  • Organizations should incorporate relevant information and suggestions about health emergencies in general and bird flu in particular into awareness and education programs for their workforce.

“A federal court in San Diego has indicted Carlos Enrique Perez-Melara, 25, programmer of Loverspy, on thirty-five counts of unauthorized computer access and manufacturing, distributing, and advertising an interception device. Loverspy is a Trojan designed to look like an online greeting card, but built to record the recipient's e-mails and web browsing habits to catch unfaithful lovers. The information would be sent to Perez-Melara and forwarded to Loverspy customers. Four Loverspy customers have each been charged with two counts of hacking, punishable by five years imprisonment and fines up to $250,000. Perez-Melara faces a possible 175-year prison sentence if convicted.”
Wired, 8-27-05
“Webroot has released a report analyzing spyware activity in 2005's second quarter, finding that spywares are shifting from targeted advertising to identity theft.
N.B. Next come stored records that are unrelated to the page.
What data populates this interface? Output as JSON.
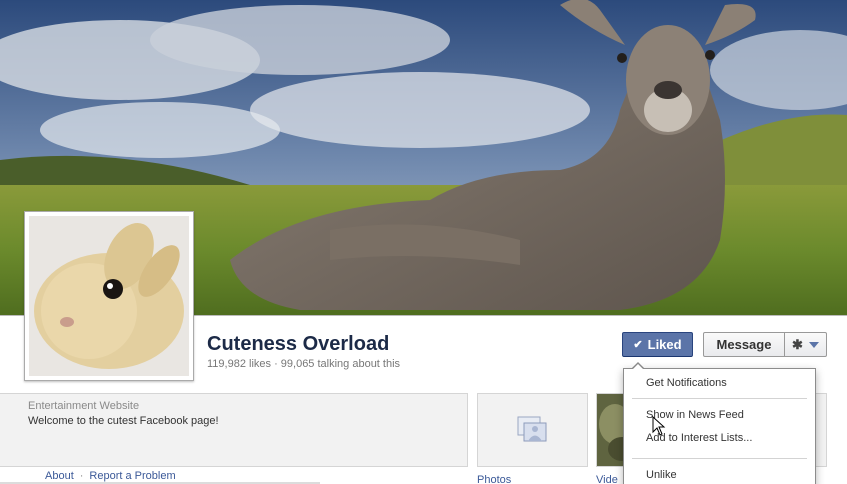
{
  "page": {
    "name": "Cuteness Overload",
    "stats": "119,982 likes · 99,065 talking about this"
  },
  "buttons": {
    "liked": "Liked",
    "message": "Message"
  },
  "about": {
    "category": "Entertainment Website",
    "description": "Welcome to the cutest Facebook page!",
    "link_about": "About",
    "link_report": "Report a Problem"
  },
  "apps": {
    "photos_label": "Photos",
    "videos_label": "Vide"
  },
  "menu": {
    "items": [
      "Get Notifications",
      "Show in News Feed",
      "Add to Interest Lists...",
      "Unlike"
    ]
  },
  "icons": {
    "check": "check-icon",
    "gear": "gear-icon",
    "caret": "chevron-down-icon",
    "photos": "photo-album-icon",
    "cursor": "mouse-pointer-icon"
  },
  "colors": {
    "liked_button": "#5b74a8",
    "link": "#3b5998",
    "name": "#1c2a47"
  }
}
Public awareness of the spyware threat is generally high, but spyware infection rate for enterprise desktops is 80% and the number of spywares per machine has increased 19% in 2005. The number of websites distributing spyware has quadrupled since the beginning of 2005 to 300,000. Corporate executives may have to take responsibility for the damage to a company's reputation if a spyware manages to steal sensitive data.” SearchSecurity.com, 8-23-05

  • All organizations and all individuals must come to grips with the spyware threat; all systems must be scanned regularly with updated anti-spyware programs, and all awareness and education programs must provide users with guidance on how to overcome this threat both in the office and at home.